» **TASK PROMPT**
Copy each line containing the word "title" from the records that follow, please.

Top of LISTED ENTRIES

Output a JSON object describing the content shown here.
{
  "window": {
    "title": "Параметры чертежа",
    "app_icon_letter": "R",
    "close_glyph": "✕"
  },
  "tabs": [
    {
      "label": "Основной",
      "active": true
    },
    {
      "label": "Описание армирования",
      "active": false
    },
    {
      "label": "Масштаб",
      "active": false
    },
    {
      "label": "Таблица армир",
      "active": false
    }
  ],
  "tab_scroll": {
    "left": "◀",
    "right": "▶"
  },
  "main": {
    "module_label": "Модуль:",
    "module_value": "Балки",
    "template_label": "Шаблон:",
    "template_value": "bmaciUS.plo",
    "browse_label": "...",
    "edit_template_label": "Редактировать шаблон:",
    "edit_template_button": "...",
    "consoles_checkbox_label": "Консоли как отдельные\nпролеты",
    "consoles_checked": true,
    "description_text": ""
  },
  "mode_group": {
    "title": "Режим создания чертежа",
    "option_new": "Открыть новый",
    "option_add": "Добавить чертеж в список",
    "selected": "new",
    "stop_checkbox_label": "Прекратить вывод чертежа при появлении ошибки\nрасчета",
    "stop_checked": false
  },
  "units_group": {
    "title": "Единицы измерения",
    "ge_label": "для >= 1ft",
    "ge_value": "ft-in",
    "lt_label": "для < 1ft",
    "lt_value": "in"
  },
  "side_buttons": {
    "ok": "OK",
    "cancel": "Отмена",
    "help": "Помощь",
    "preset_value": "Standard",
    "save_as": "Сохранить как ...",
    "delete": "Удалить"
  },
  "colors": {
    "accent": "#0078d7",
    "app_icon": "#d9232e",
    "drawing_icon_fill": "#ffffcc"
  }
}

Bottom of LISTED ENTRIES

» **TASK SOLUTION**
    "title": "Параметры чертежа",
    "title": "Режим создания чертежа",
    "title": "Единицы измерения",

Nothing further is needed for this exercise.